PROBLEM TO WORK ON:
Every line below that includes "JSON" counts toward the total. Report that total alone.

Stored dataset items
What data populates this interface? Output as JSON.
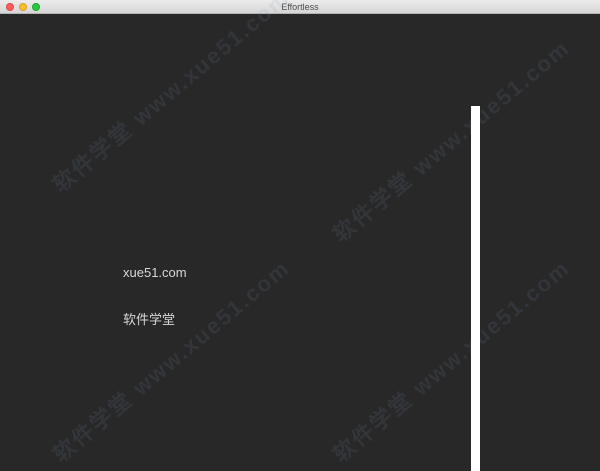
{
  "window": {
    "title": "Effortless"
  },
  "editor": {
    "lines": [
      "xue51.com",
      "软件学堂"
    ]
  },
  "watermark": {
    "text": "软件学堂 www.xue51.com"
  },
  "colors": {
    "background": "#282828",
    "text": "#d8d8d8",
    "cursor": "#ffffff",
    "close": "#fc5f57",
    "minimize": "#fdbc2e",
    "zoom": "#28c840"
  }
}
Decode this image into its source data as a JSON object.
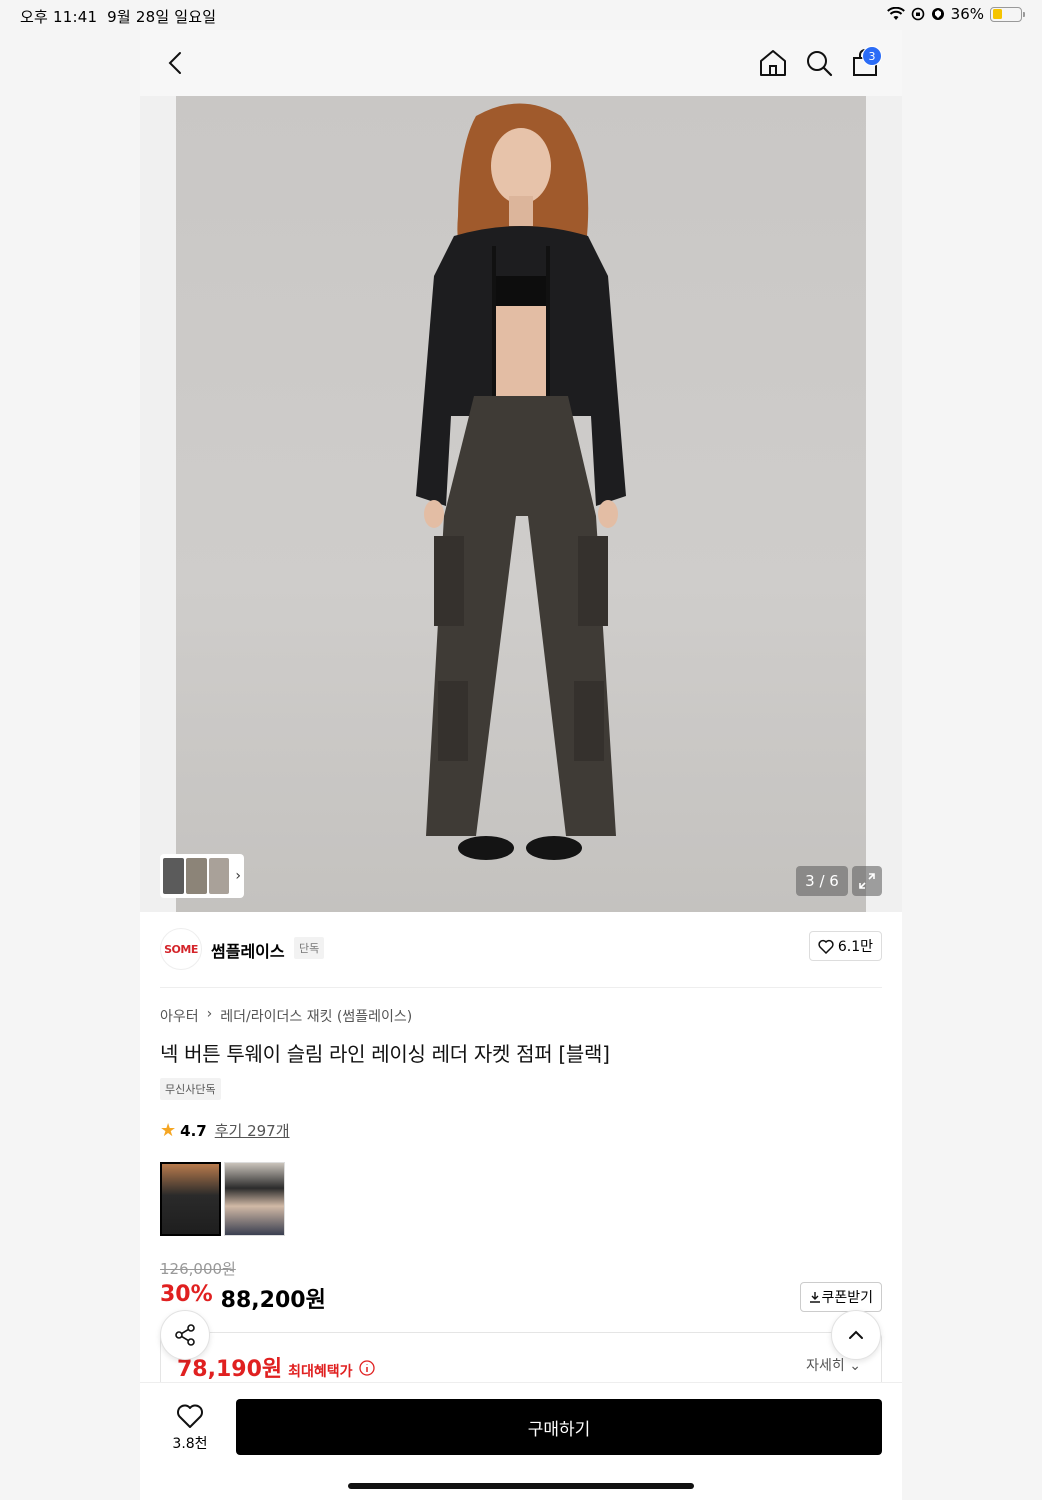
{
  "status": {
    "time": "오후 11:41",
    "date": "9월 28일 일요일",
    "battery": "36%",
    "battery_level": 0.36
  },
  "nav": {
    "cart_count": "3"
  },
  "gallery": {
    "counter": "3 / 6"
  },
  "brand": {
    "logo": "SOME",
    "name": "썸플레이스",
    "tag": "단독",
    "likes": "6.1만"
  },
  "breadcrumb": {
    "category": "아우터",
    "subcategory": "레더/라이더스 재킷 (썸플레이스)"
  },
  "product": {
    "title": "넥 버튼 투웨이 슬림 라인 레이싱 레더 자켓 점퍼 [블랙]",
    "exclusive": "무신사단독",
    "rating": "4.7",
    "reviews": "후기 297개"
  },
  "price": {
    "original": "126,000원",
    "discount": "30%",
    "sale": "88,200원",
    "coupon": "쿠폰받기",
    "best": "78,190원",
    "best_label": "최대혜택가",
    "detail": "자세히"
  },
  "bottom": {
    "wish_count": "3.8천",
    "buy": "구매하기"
  },
  "colors": {
    "accent": "#e02020",
    "badge": "#2b6cf6"
  }
}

REPLY TO THE EXERCISE:
2